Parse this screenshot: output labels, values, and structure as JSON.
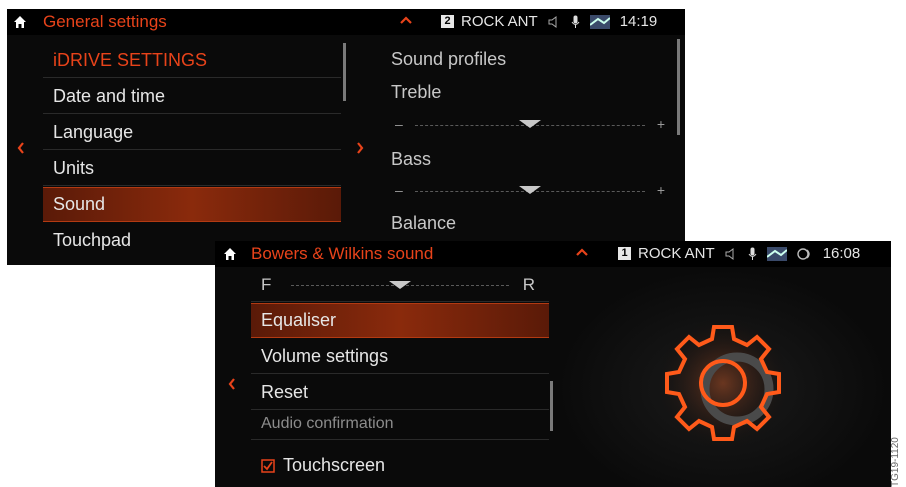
{
  "screen1": {
    "title": "General settings",
    "status": {
      "source_number": "2",
      "station": "ROCK ANT",
      "time": "14:19"
    },
    "menu": [
      {
        "label": "iDRIVE SETTINGS"
      },
      {
        "label": "Date and time"
      },
      {
        "label": "Language"
      },
      {
        "label": "Units"
      },
      {
        "label": "Sound"
      },
      {
        "label": "Touchpad"
      }
    ],
    "panel": {
      "heading": "Sound profiles",
      "treble_label": "Treble",
      "bass_label": "Bass",
      "balance_label": "Balance",
      "minus": "–",
      "plus": "+",
      "treble_level": 0.5,
      "bass_level": 0.5
    }
  },
  "screen2": {
    "title": "Bowers & Wilkins sound",
    "status": {
      "source_number": "1",
      "station": "ROCK ANT",
      "time": "16:08"
    },
    "fader": {
      "left": "F",
      "right": "R",
      "level": 0.5
    },
    "menu": [
      {
        "label": "Equaliser"
      },
      {
        "label": "Volume settings"
      },
      {
        "label": "Reset"
      },
      {
        "label": "Audio confirmation"
      },
      {
        "label": "Touchscreen",
        "checked": true
      }
    ]
  },
  "watermark": "TG19-1120",
  "colors": {
    "accent": "#e8431a",
    "background": "#0a0a0a",
    "text": "#e6e6e6"
  },
  "icons": [
    "home-icon",
    "chevron-left-icon",
    "chevron-right-icon",
    "chevron-up-icon",
    "speaker-icon",
    "microphone-icon",
    "navigation-icon",
    "connected-icon",
    "gear-icon",
    "checkbox-icon"
  ]
}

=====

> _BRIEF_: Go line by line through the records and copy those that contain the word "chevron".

> _FINISHED TASK_:
    "chevron-left-icon",
    "chevron-right-icon",
    "chevron-up-icon",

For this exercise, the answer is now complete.